### Your instructions
Retype the entries exactly; omit all pictures.

### Extracted records
-------------------------

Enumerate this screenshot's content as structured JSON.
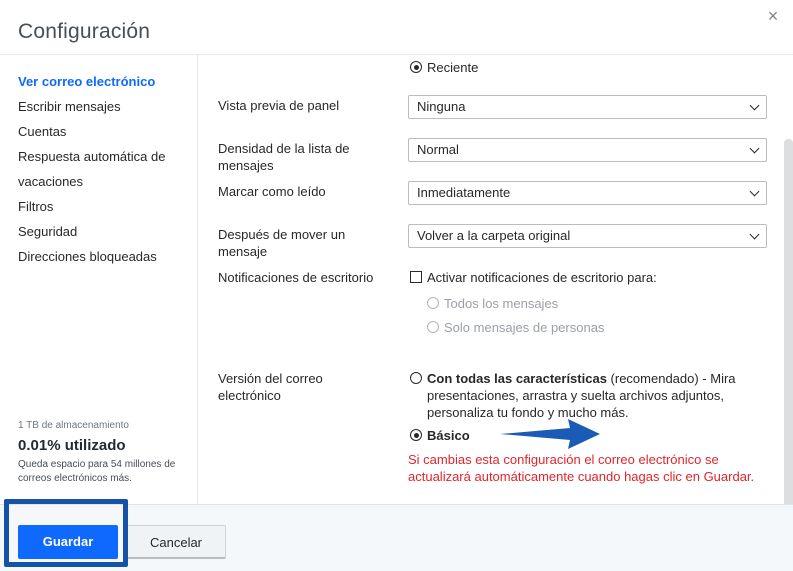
{
  "dialog": {
    "title": "Configuración",
    "close_label": "×"
  },
  "sidebar": {
    "items": [
      {
        "label": "Ver correo electrónico",
        "active": true
      },
      {
        "label": "Escribir mensajes"
      },
      {
        "label": "Cuentas"
      },
      {
        "label": "Respuesta automática de"
      },
      {
        "label": "vacaciones"
      },
      {
        "label": "Filtros"
      },
      {
        "label": "Seguridad"
      },
      {
        "label": "Direcciones bloqueadas"
      }
    ],
    "storage": {
      "capacity": "1 TB de almacenamiento",
      "used": "0.01% utilizado",
      "remaining": "Queda espacio para 54 millones de correos electrónicos más."
    }
  },
  "settings": {
    "recent_option": "Reciente",
    "preview_label": "Vista previa de panel",
    "preview_value": "Ninguna",
    "density_label": "Densidad de la lista de mensajes",
    "density_value": "Normal",
    "mark_read_label": "Marcar como leído",
    "mark_read_value": "Inmediatamente",
    "after_move_label": "Después de mover un mensaje",
    "after_move_value": "Volver a la carpeta original",
    "notifications_label": "Notificaciones de escritorio",
    "notifications_checkbox": "Activar notificaciones de escritorio para:",
    "notif_all": "Todos los mensajes",
    "notif_people": "Solo mensajes de personas",
    "version_label": "Versión del correo electrónico",
    "version_full_bold": "Con todas las características",
    "version_full_rest": " (recomendado) - Mira presentaciones, arrastra y suelta archivos adjuntos, personaliza tu fondo y mucho más.",
    "version_basic": "Básico",
    "warning": "Si cambias esta configuración el correo electrónico se actualizará automáticamente cuando hagas clic en Guardar."
  },
  "footer": {
    "save_label": "Guardar",
    "cancel_label": "Cancelar"
  },
  "colors": {
    "accent": "#0f69ff",
    "warning": "#e1252b",
    "highlight_box": "#1652a8",
    "arrow": "#1a5bb5"
  }
}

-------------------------

### Solution to this problem
Enumerate this screenshot's content as structured JSON.
{
  "dialog": {
    "title": "Configuración",
    "close_label": "×"
  },
  "sidebar": {
    "items": [
      {
        "label": "Ver correo electrónico",
        "active": true
      },
      {
        "label": "Escribir mensajes"
      },
      {
        "label": "Cuentas"
      },
      {
        "label": "Respuesta automática de"
      },
      {
        "label": "vacaciones"
      },
      {
        "label": "Filtros"
      },
      {
        "label": "Seguridad"
      },
      {
        "label": "Direcciones bloqueadas"
      }
    ],
    "storage": {
      "capacity": "1 TB de almacenamiento",
      "used": "0.01% utilizado",
      "remaining": "Queda espacio para 54 millones de correos electrónicos más."
    }
  },
  "settings": {
    "recent_option": "Reciente",
    "preview_label": "Vista previa de panel",
    "preview_value": "Ninguna",
    "density_label": "Densidad de la lista de mensajes",
    "density_value": "Normal",
    "mark_read_label": "Marcar como leído",
    "mark_read_value": "Inmediatamente",
    "after_move_label": "Después de mover un mensaje",
    "after_move_value": "Volver a la carpeta original",
    "notifications_label": "Notificaciones de escritorio",
    "notifications_checkbox": "Activar notificaciones de escritorio para:",
    "notif_all": "Todos los mensajes",
    "notif_people": "Solo mensajes de personas",
    "version_label": "Versión del correo electrónico",
    "version_full_bold": "Con todas las características",
    "version_full_rest": " (recomendado) - Mira presentaciones, arrastra y suelta archivos adjuntos, personaliza tu fondo y mucho más.",
    "version_basic": "Básico",
    "warning": "Si cambias esta configuración el correo electrónico se actualizará automáticamente cuando hagas clic en Guardar."
  },
  "footer": {
    "save_label": "Guardar",
    "cancel_label": "Cancelar"
  },
  "colors": {
    "accent": "#0f69ff",
    "warning": "#e1252b",
    "highlight_box": "#1652a8",
    "arrow": "#1a5bb5"
  }
}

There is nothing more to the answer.